**BRIEF:** The lines from the one holding "Transcribe this image's" through the end of the records below are to be written out exactly, and nothing else; pictures are to be left out.

(Dataset rows describing interfaces)
════════

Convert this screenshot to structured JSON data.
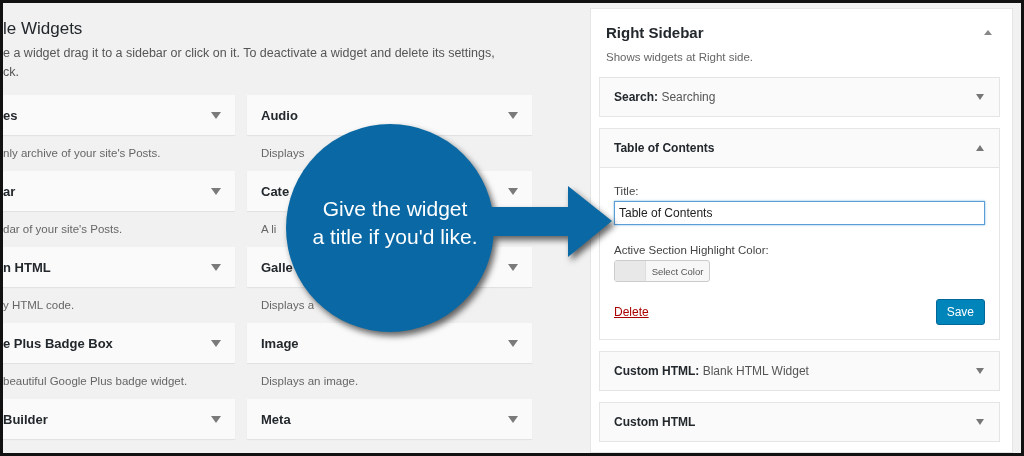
{
  "available_widgets": {
    "title": "le Widgets",
    "description_lines": [
      "e a widget drag it to a sidebar or click on it. To deactivate a widget and delete its settings,",
      "ck."
    ],
    "widgets": [
      {
        "name": "es",
        "description": "nly archive of your site's Posts."
      },
      {
        "name": "Audio",
        "description": "Displays"
      },
      {
        "name": "ar",
        "description": "dar of your site's Posts."
      },
      {
        "name": "Cate",
        "description": "A li"
      },
      {
        "name": "n HTML",
        "description": "y HTML code."
      },
      {
        "name": "Galle",
        "description": "Displays a"
      },
      {
        "name": "e Plus Badge Box",
        "description": "beautiful Google Plus badge widget."
      },
      {
        "name": "Image",
        "description": "Displays an image."
      },
      {
        "name": "Builder"
      },
      {
        "name": "Meta"
      }
    ]
  },
  "right_sidebar": {
    "title": "Right Sidebar",
    "expanded": true,
    "description": "Shows widgets at Right side.",
    "widgets": [
      {
        "name": "Search:",
        "subtitle": "Searching",
        "expanded": false
      },
      {
        "name": "Table of Contents",
        "expanded": true,
        "form": {
          "title_label": "Title:",
          "title_value": "Table of Contents",
          "color_label": "Active Section Highlight Color:",
          "color_button": "Select Color",
          "delete_link": "Delete",
          "save_button": "Save"
        }
      },
      {
        "name": "Custom HTML:",
        "subtitle": "Blank HTML Widget",
        "expanded": false
      },
      {
        "name": "Custom HTML",
        "expanded": false
      }
    ]
  },
  "callout": {
    "lines": [
      "Give the widget",
      "a title if you'd like."
    ]
  }
}
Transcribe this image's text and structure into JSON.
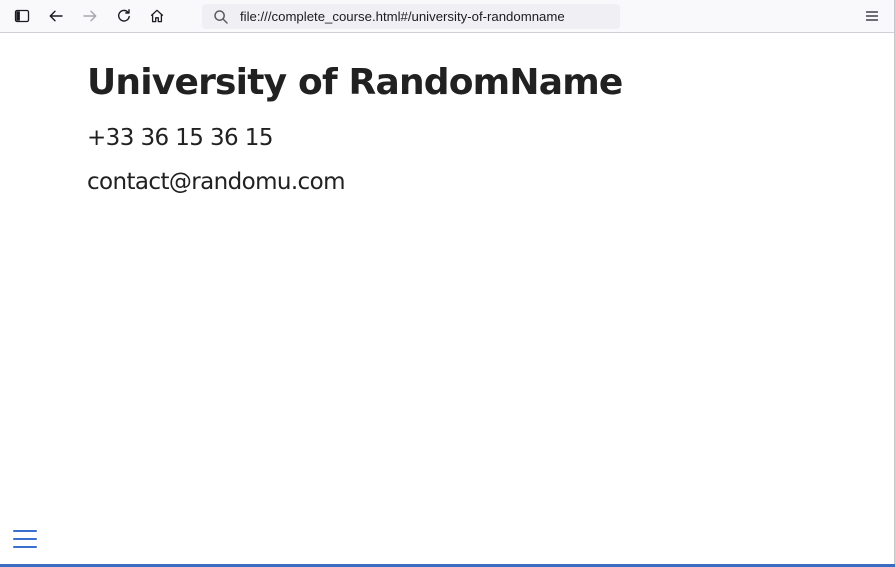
{
  "browser": {
    "url": "file:///complete_course.html#/university-of-randomname",
    "icons": {
      "sidebar": "sidebar-toggle-icon",
      "back": "arrow-left-icon",
      "forward": "arrow-right-icon",
      "reload": "reload-icon",
      "home": "home-icon",
      "search": "search-icon",
      "menu": "menu-icon"
    },
    "forward_enabled": false
  },
  "page": {
    "title": "University of RandomName",
    "phone": "+33 36 15 36 15",
    "email": "contact@randomu.com",
    "nav_toggle_icon": "hamburger-icon"
  },
  "colors": {
    "accent": "#3b6cc4",
    "text": "#212121",
    "toolbar_bg": "#f9f9fb",
    "urlbar_bg": "#f0f0f4"
  }
}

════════

**TASK ANSWER:**
Transcribe this image's text and structure into JSON.
{
  "browser": {
    "url": "file:///complete_course.html#/university-of-randomname",
    "icons": {
      "sidebar": "sidebar-toggle-icon",
      "back": "arrow-left-icon",
      "forward": "arrow-right-icon",
      "reload": "reload-icon",
      "home": "home-icon",
      "search": "search-icon",
      "menu": "menu-icon"
    },
    "forward_enabled": false
  },
  "page": {
    "title": "University of RandomName",
    "phone": "+33 36 15 36 15",
    "email": "contact@randomu.com",
    "nav_toggle_icon": "hamburger-icon"
  },
  "colors": {
    "accent": "#3b6cc4",
    "text": "#212121",
    "toolbar_bg": "#f9f9fb",
    "urlbar_bg": "#f0f0f4"
  }
}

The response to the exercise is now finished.